:: Work instructions ::
Within the records below, how many lines contain "conducting"? The answer is that number alone.

+ + + +

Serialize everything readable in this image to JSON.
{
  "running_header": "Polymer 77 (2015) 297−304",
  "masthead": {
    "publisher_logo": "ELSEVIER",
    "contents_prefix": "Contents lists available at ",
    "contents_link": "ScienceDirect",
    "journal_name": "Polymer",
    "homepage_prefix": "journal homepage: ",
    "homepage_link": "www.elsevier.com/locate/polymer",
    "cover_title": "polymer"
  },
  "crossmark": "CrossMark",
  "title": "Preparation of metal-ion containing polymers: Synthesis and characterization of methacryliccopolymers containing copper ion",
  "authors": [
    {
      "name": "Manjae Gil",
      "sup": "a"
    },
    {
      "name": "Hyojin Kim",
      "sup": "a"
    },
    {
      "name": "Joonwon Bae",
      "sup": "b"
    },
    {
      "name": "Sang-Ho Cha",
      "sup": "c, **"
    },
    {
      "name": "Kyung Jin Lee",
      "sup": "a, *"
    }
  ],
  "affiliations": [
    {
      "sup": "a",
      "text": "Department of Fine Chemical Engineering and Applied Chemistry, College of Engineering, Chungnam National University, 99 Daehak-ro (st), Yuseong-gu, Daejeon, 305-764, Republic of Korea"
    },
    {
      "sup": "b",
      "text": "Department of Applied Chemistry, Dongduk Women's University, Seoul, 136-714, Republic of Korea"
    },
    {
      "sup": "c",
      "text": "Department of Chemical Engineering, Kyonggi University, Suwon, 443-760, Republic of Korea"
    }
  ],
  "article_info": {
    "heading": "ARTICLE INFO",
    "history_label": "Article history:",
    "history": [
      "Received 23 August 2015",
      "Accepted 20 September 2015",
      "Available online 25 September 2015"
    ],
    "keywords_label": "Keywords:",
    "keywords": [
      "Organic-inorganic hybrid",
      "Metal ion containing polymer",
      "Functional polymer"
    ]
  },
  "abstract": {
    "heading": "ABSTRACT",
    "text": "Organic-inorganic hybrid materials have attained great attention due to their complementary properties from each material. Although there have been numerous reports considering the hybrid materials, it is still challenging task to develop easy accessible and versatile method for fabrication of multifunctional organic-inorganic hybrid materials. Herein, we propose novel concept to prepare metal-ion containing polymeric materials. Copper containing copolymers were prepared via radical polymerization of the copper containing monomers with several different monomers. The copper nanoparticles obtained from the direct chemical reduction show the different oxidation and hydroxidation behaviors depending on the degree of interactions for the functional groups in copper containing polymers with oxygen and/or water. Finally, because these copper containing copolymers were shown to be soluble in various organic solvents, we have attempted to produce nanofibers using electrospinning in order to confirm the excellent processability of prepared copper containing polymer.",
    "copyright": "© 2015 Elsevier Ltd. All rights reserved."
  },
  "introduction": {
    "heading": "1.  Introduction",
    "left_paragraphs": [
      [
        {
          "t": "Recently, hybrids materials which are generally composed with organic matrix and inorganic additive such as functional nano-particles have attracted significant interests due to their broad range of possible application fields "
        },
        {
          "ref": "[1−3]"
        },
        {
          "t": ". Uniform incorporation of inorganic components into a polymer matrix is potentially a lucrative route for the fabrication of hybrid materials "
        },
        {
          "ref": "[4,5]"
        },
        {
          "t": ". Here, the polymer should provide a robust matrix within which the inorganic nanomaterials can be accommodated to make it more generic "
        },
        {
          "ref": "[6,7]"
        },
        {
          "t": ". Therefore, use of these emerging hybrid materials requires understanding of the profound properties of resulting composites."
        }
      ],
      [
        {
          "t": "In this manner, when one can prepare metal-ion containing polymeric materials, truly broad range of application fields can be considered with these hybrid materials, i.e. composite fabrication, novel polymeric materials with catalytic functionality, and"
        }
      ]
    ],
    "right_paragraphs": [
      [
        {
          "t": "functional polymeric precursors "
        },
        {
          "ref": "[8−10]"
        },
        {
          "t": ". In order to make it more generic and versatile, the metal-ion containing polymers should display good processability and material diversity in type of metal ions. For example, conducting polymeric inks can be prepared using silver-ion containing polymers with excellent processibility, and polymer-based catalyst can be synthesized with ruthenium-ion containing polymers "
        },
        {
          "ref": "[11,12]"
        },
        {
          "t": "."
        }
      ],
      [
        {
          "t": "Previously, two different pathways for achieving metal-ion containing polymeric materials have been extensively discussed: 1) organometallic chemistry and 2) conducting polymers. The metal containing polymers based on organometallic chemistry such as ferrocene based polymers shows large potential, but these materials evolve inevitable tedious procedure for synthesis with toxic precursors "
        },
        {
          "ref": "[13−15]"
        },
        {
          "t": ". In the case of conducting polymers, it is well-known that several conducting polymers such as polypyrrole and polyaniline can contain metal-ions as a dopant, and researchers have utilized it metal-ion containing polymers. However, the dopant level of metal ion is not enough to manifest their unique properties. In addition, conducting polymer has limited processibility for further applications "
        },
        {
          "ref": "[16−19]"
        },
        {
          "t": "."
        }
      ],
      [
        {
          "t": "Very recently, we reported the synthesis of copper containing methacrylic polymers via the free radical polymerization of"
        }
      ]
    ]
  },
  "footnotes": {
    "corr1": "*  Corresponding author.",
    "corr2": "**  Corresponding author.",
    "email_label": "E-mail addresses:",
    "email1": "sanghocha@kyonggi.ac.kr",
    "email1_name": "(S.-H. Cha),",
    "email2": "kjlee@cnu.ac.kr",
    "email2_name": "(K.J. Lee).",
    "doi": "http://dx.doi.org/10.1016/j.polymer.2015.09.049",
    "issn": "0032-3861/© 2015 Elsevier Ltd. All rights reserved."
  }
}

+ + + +

:: Answer space ::
3